4) A-3690-14T3 N.J.S.A. 18A:36A-8(e), however, states that a charter school's admission policy must seek to enroll "a cross section of the community's school age population." (Emphasis added). This indicates that the entire community, not just the students enrolled in the public schools, must be considered.

III. HoLa EXERTS NO SEGREGATIVE IMPACT ON HOBOKEN PUBLIC SCHOOLS

5) The percentage of students receiving free or reduced-price lunch decreased for all four Hoboken public elementary schools from 2010-2011 to 2013-2014

6) [A]lthough HoLa enrolls a higher percentage of White students, and a smaller percentage of Black and Hispanic students than [Hoboken], the percentage of White students attending [Hoboken] has actually increased since HoLa opened in 2010 with the percentage of Hispanic students decreasing in that same period. The percentage of Black students in [Hoboken] has stayed fairly constant since 2010. The increase in percentage of [Hoboken's] White students since 2010, along with the decrease in Hispanic students, and the lack of changes to the percentage of Black students indicates that HoLa's enrollment has not had a segregative effect on [Hoboken]. Instead, the data points towards an overall population shift in the last ten years in the City of Hoboken, which began before the opening of HoLa Charter School.

IV. QUALITY OF THE HoLa EDUCATIONAL PROGRAM

7) [A] Charter School should not be faulted for developing an attractive educational program.
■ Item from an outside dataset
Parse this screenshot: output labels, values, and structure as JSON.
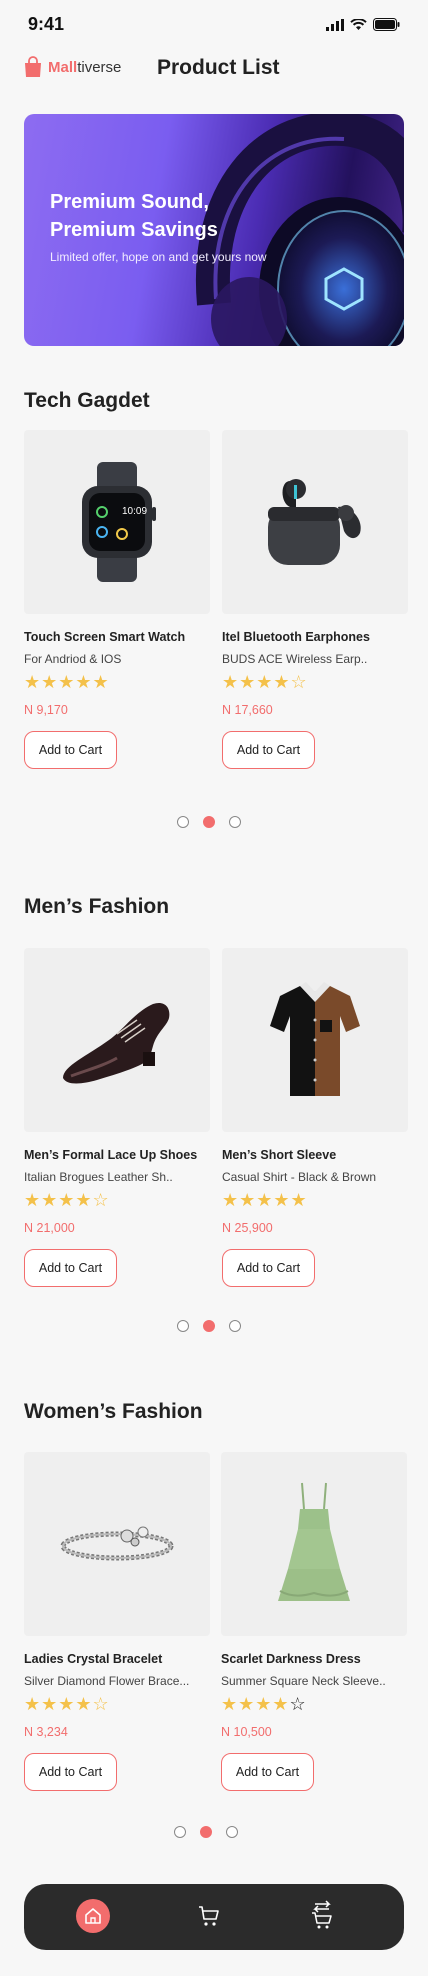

Assuming the school's enrollment practices remain color blind, random, and open to all students in the community, the parents of age eligible students will decide whether or not to attempt to enroll their child in the Charter School and any racial/ethnic imbalance cannot be attributed solely to the school.


V. FAILURE OF HOBOKEN IN PROVIDING EVIDENCE FOR THEIR ARGUMENT
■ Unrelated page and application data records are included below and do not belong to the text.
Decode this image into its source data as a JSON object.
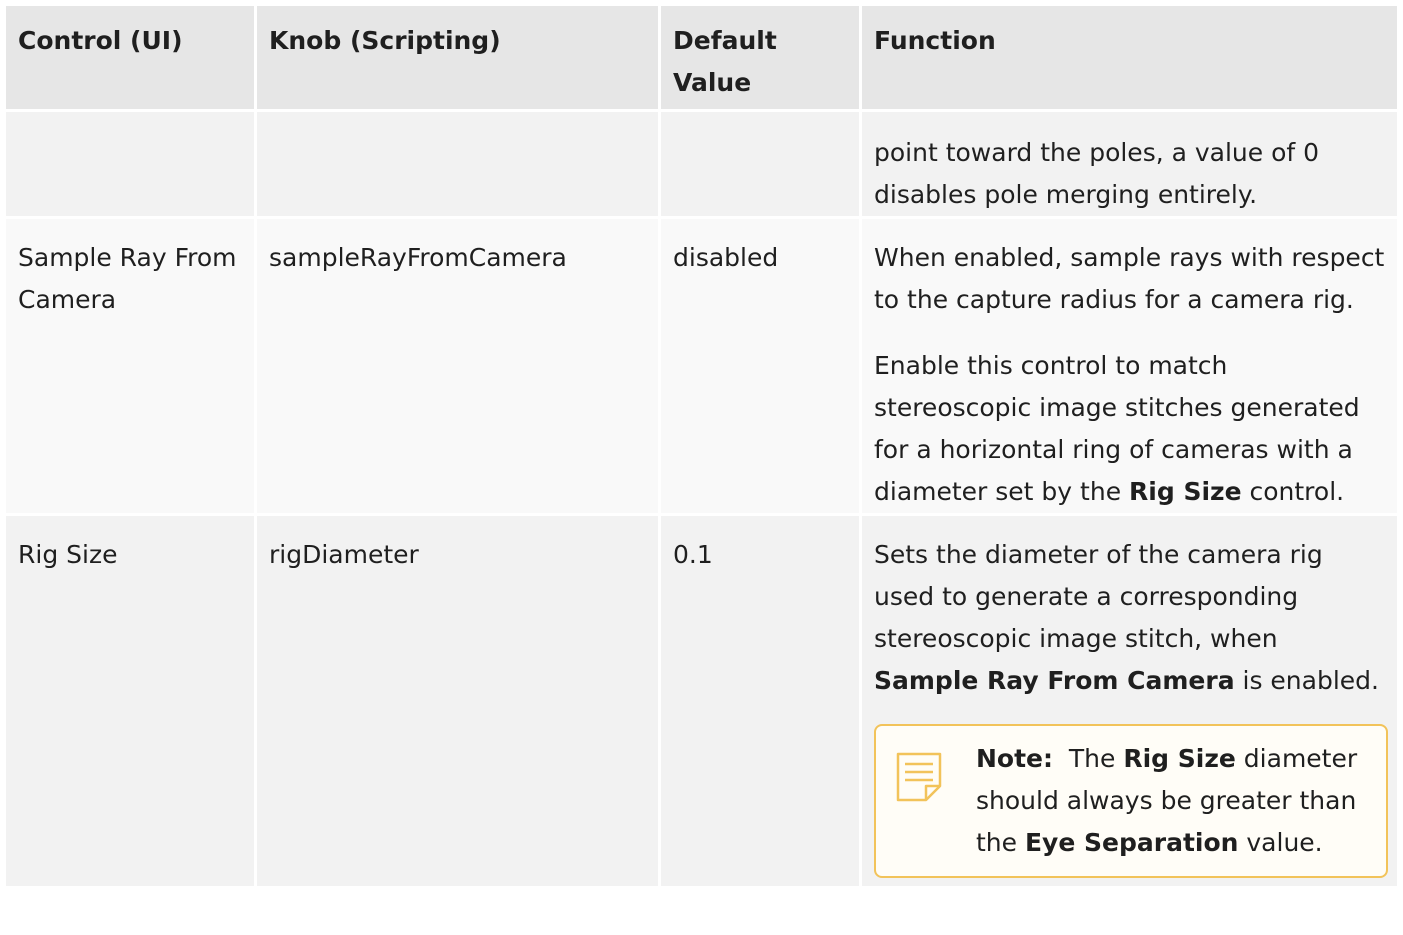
{
  "header": [
    "Control (UI)",
    "Knob (Scripting)",
    "Default Value",
    "Function"
  ],
  "row0": {
    "control": "",
    "knob": "",
    "default": "",
    "function": "point toward the poles, a value of 0 disables pole merging entirely."
  },
  "row1": {
    "control": "Sample Ray From Camera",
    "knob": "sampleRayFromCamera",
    "default": "disabled",
    "function_p1": "When enabled, sample rays with respect to the capture radius for a camera rig.",
    "function_p2_pre": "Enable this control to match stereoscopic image stitches generated for a horizontal ring of cameras with a diameter set by the ",
    "function_p2_bold": "Rig Size",
    "function_p2_post": " control."
  },
  "row2": {
    "control": "Rig Size",
    "knob": "rigDiameter",
    "default": "0.1",
    "function_pre": "Sets the diameter of the camera rig used to generate a corresponding stereoscopic image stitch, when ",
    "function_bold": "Sample Ray From Camera",
    "function_post": " is enabled.",
    "note": {
      "icon": "note-icon",
      "label": "Note:",
      "t1": "  The ",
      "b1": "Rig Size",
      "t2": " diameter should always be greater than the ",
      "b2": "Eye Separation",
      "t3": " value."
    }
  },
  "colors": {
    "header_bg": "#e6e6e6",
    "row_bg": "#f2f2f2",
    "row_alt_bg": "#f9f9f9",
    "note_border": "#f2c35a"
  }
}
8) Hoboken does not, however, show that expanding HoLa will increase racial imbalance as it did in North Haledon. To the contrary, the percentage of white students in Hoboken schools increased since HoLa opened.

9) The evidence showed that HoLa's policies are geared toward admitting a cross section of the school-aged population, economically as well as racially and ethnically. HoLa canvassed and advertised in Hoboken's subsidized housing developments. On December 23, 2014, HoLa submitted a successful request to the Department to include a low-income preference in its lottery. Hoboken fails to convince us that the facts regarding economically disadvantaged students lead to a conclusion that HoLa should not be permitted to expand.

10) Hoboken does not argue that the financial losses surrounding HoLa's expansion would impede Hoboken's ability to provide a thorough and efficient education. It mounts only general, non-specific and unconvincing attacks on the entire charter school scheme and does not separate HoLa's impact from the impact of the other two charter schools.
 
VI. CONCLUDING COMMENTS


11) HoLa provides quality education to a cross section of Hoboken's children. As a dual-language school, HoLa allows students to become bilingual in a curriculum with a multi-cultural content, and thus advances public policy goals. Hoboken has not shown that the Commissioner's decision to allow HoLa to expand was arbitrary, capricious, or unreasonable.